To put it shortly, beginning the technical implementation prematurely will, in all likelihood, make things more complex in the long run and not vice versa. And with that being said: yes we do believe in writing code that is as flexible as possible. And by no means are we advocating a model where last minute changes are simply not possible. But, and this is a big but. Treating working software as the be-all and end-all means of progress can lead to situations where a tremendous amount of sweat and money has been spent to implement stuff that would never have entered the programmers’ task lists had there been a greater emphasis on thorough planning.
The ideas should be continuously tested both within the team and with potential users from the get go. But this does not, at this stage, necessarily require any heavy development work.
Of course, not firing up our development environments straight away does not mean that the first planning phase should be done in total darkness and without any external feedback. Quite the contrary: the ideas should be continuously tested both within the team and with potential users from the get go. But this does not, at this stage, necessarily require any heavy development work. The role of the developer in the planning phase is instead that of a technical consultant: he/she is there to evaluate the ideas from technical perspective and offer insight on what is possible within the budget, which technologies should be used etc.
The Agile Manifesto emphasises code because it was written from the point of view of software developers. However, building digital services includes other equally important aspects as well: although the service eventually has to be developed in order to exist, concept, service and UX design are by no means "lesser" measures of progress. The trick is to approach these aspects with an agile-influenced mindset as well – by working in sprints and constantly re-evaluating the work done.
We are of the opinion that careful planning is the way to go when creating digital products. At the same time, we strongly stand for the basic values of agile methodology: working in sprints, constantly communicating with the whole team and – most importantly – continuously collecting feedback and adapting to it. As of now, our design process is not tied to any particular agile method (although it is perhaps most heavily influenced by Kanban).
Throughout the design process, we emphasise creating user profiles and customer journey maps, conducting user interviews, surveys and test workshops. This allows us to validate the ideas from the very start, without necessarily writing a line of code until later on. In most of our projects, we use a variety of prototyping tools such as Flinto and Framer to quickly showcase new ideas for all parties to test and evaluate.
In the picture above, you can see the basic process template for our projects: we begin by immersing ourselves in the world of the customer and their clients (by using a combination of service design and research methods) and create an outline for the service. Our UX Designers then create models and prototypes which, again, are tested and re-evaluated by all parties. This is usually a good point in time to start the actual coding. Again, testing continues throughout the development phase and the subsequent learn phase. This is where we once again use research and analytics to start planning the next, even more refined version of the product.

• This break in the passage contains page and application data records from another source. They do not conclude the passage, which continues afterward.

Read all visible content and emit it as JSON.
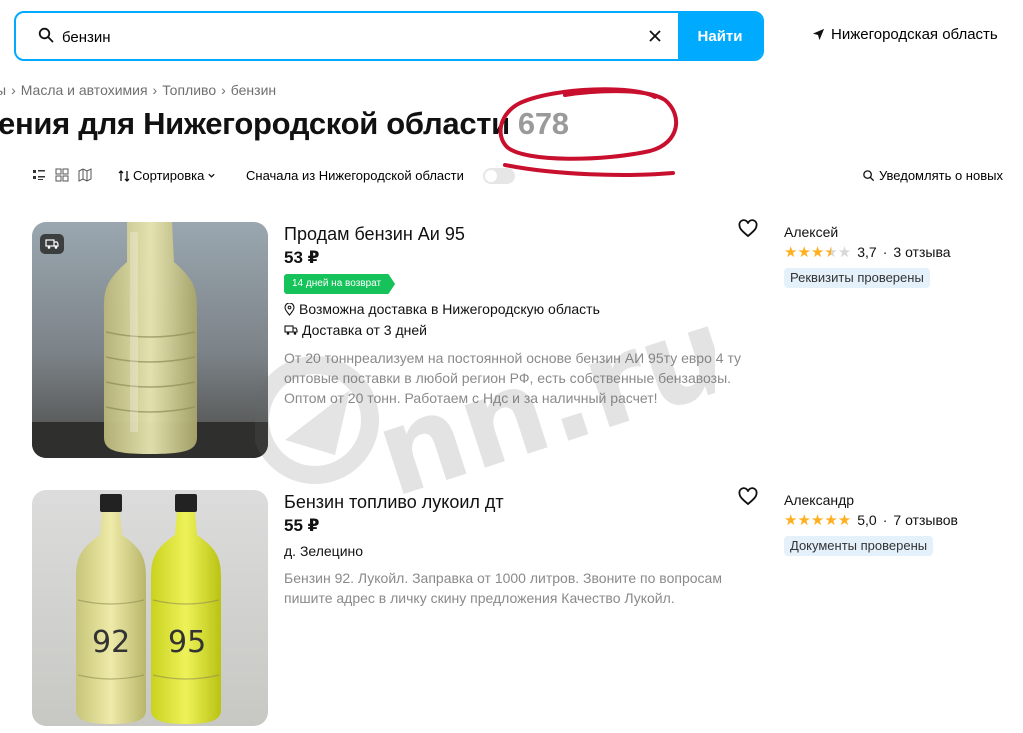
{
  "search": {
    "value": "бензин",
    "find_label": "Найти"
  },
  "region": {
    "label": "Нижегородская область"
  },
  "breadcrumb": [
    "ы",
    "Масла и автохимия",
    "Топливо",
    "бензин"
  ],
  "title": {
    "text": "ения для Нижегородской области",
    "count": "678"
  },
  "toolbar": {
    "sort_label": "Сортировка",
    "region_first_label": "Сначала из Нижегородской области",
    "notify_label": "Уведомлять о новых"
  },
  "listings": [
    {
      "title": "Продам бензин Аи 95",
      "price": "53 ₽",
      "return_badge": "14 дней на возврат",
      "delivery_region": "Возможна доставка в Нижегородскую область",
      "delivery_time": "Доставка от 3 дней",
      "description": "От 20 тоннреализуем на постоянной основе бензин АИ 95ту евро 4 ту оптовые поставки в любой регион РФ, есть собственные бензавозы. Оптом от 20 тонн. Работаем с Ндс и за наличный расчет!",
      "seller": {
        "name": "Алексей",
        "rating": "3,7",
        "stars": 3.5,
        "reviews": "3 отзыва",
        "verified": "Реквизиты проверены"
      }
    },
    {
      "title": "Бензин топливо лукоил дт",
      "price": "55 ₽",
      "location": "д. Зелецино",
      "description": "Бензин 92. Лукойл. Заправка от 1000 литров. Звоните по вопросам пишите адрес в личку скину предложения Качество Лукойл.",
      "bottle_labels": [
        "92",
        "95"
      ],
      "seller": {
        "name": "Александр",
        "rating": "5,0",
        "stars": 5,
        "reviews": "7 отзывов",
        "verified": "Документы проверены"
      }
    }
  ],
  "watermark": {
    "text": "nn.ru"
  },
  "colors": {
    "accent": "#00aaff",
    "badge_green": "#16c25a",
    "star": "#ffb021",
    "verified_bg": "#e4f1fb",
    "marker_red": "#c8102e"
  }
}
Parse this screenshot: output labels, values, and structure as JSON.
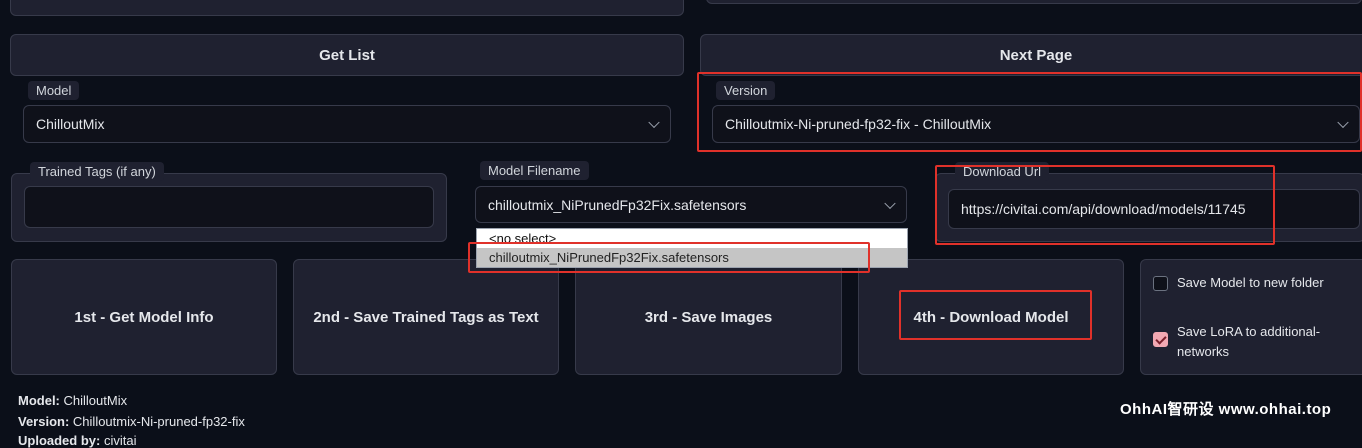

For us, starting technical development too early is counter-intuitive to the agile mindset. Instead, we are of the opinion that at the end of the day, the key to successful agile development cycle is feedback. Feedback from the customer. Feedback from the team. Feedback from coders to designers and vice versa. Feedback from the end users. And when done right, this approach does not exclude meticulous planning – it encourages it.